blind spots

What is the biggest problem facing the Church today? And how should we as Christians respond to that challenge? While we all have different answers to that question, odds are that your answers place you roughly within several streams of Christians: the courageous, the compassionate, or the commissioned. As Hansen says on page 18, “You and I have been conditioned by our various cultures and experiences to hear certain aspects of the gospel more clearly than others.”

Hansen sees these differing emphases as a good thing: the body is made up of many members with different roles and gifts, after all, and these three groups roughly correspond to Christ’s heart (compassion), head (courageous), and hands (commissioned). But they stop being a good thing when we isolate ourselves from each other. That’s where the blind spots come in. Every group has a tendency to ignore or not see as clearly certain aspects of the gospel without help and encouragement from others.

The compassionate struggle to empathize with their critics.
The courageous don’t like truth that makes them look bad.
And commissioned Christians don’t always enjoy the mission when it jeopardizes their lifestyle and preconceived notions about the way of the world. (p. 35)

blind spots
The three groups, their strengths (in yellow), and blind spots (in green).

Blind Spots is a short but powerful reminder that the important thing is not focusing on how other Christians are getting it “wrong” but on focusing on how we can better follow Jesus together.
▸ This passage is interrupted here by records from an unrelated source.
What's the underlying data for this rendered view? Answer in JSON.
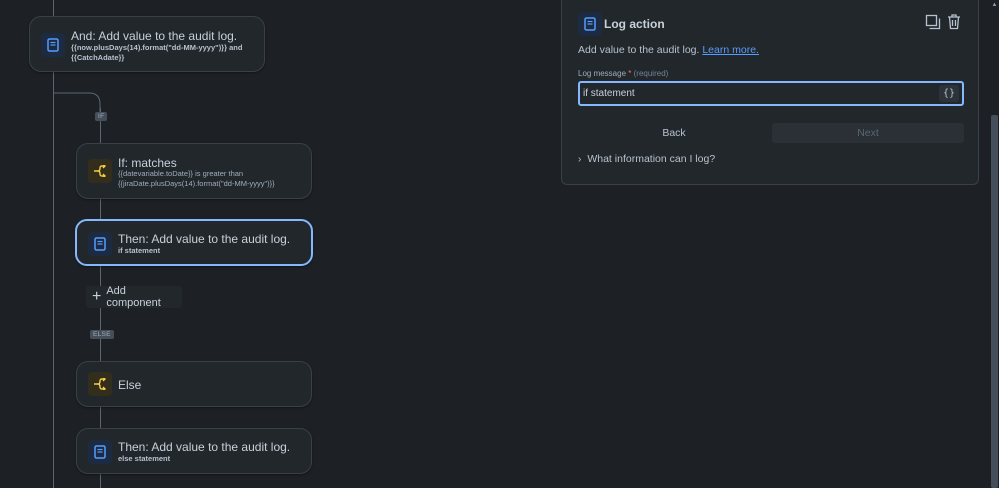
{
  "flow": {
    "and_card": {
      "title": "And: Add value to the audit log.",
      "sub_line1": "{{now.plusDays(14).format(\"dd-MM-yyyy\")}} and",
      "sub_line2": "{{CatchAdate}}"
    },
    "if_label": "IF",
    "if_card": {
      "title": "If: matches",
      "sub_line1": "{{datevariable.toDate}} is greater than",
      "sub_line2": "{{jiraDate.plusDays(14).format(\"dd-MM-yyyy\")}}"
    },
    "then_card_1": {
      "title": "Then: Add value to the audit log.",
      "sub": "if statement"
    },
    "add_component": "Add component",
    "else_label": "ELSE",
    "else_card": {
      "title": "Else"
    },
    "then_card_2": {
      "title": "Then: Add value to the audit log.",
      "sub": "else statement"
    }
  },
  "panel": {
    "title": "Log action",
    "description": "Add value to the audit log.",
    "learn_more": "Learn more.",
    "field_label": "Log message",
    "required_mark": "*",
    "required_text": "(required)",
    "input_value": "if statement",
    "smart_value_btn": "{}",
    "back_label": "Back",
    "next_label": "Next",
    "expander_label": "What information can I log?"
  },
  "colors": {
    "background": "#1d2125",
    "card": "#22272b",
    "selected_border": "#85b8ff",
    "action_icon": "#579dff",
    "condition_icon": "#f5cd47",
    "link": "#579dff"
  },
  "icons": {
    "action": "audit-log-document-icon",
    "condition": "branch-condition-icon",
    "duplicate": "duplicate-icon",
    "delete": "trash-icon",
    "expand": "chevron-right-icon",
    "add": "plus-icon"
  }
}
It is not overly academic or technical and is by no means an exhaustive or comprehensive look at the issues. Rather, it is a short appeal to examine ourselves instead of tearing apart or ignoring others. “I wrote this book,” Hansen explains, “so you might learn to compare yourself more to Christ than to other Christians. When you and I compare ourselves to Christ, we get unity because we see our sin and forgive one another as God forgave us…[and] your differences will primarily help me test whether I’m missing anything about the character of Jesus.”

I was encouraged and challenged by this book and thankful for the reminder that, as Tim Keller says in his foreword to the book, “it becomes clear that these [courage, compassion, and commission] should be strands in a single cord. Each group goes bad to the degree it distances itself from the others.” Amen. May we bind ourselves closer together and help each other avoid our blind spots instead of distancing ourselves and struggling alone.


Collin Hansen, Blind Spots: Becoming A Courageous, Compassionate, and Commissioned ChurchWheaton: Crossway, April 2015. 128 pp. Paperback, $12.99.

Read a FREE excerpt

Buy it: Amazon

Thanks to Crossway for the review copy!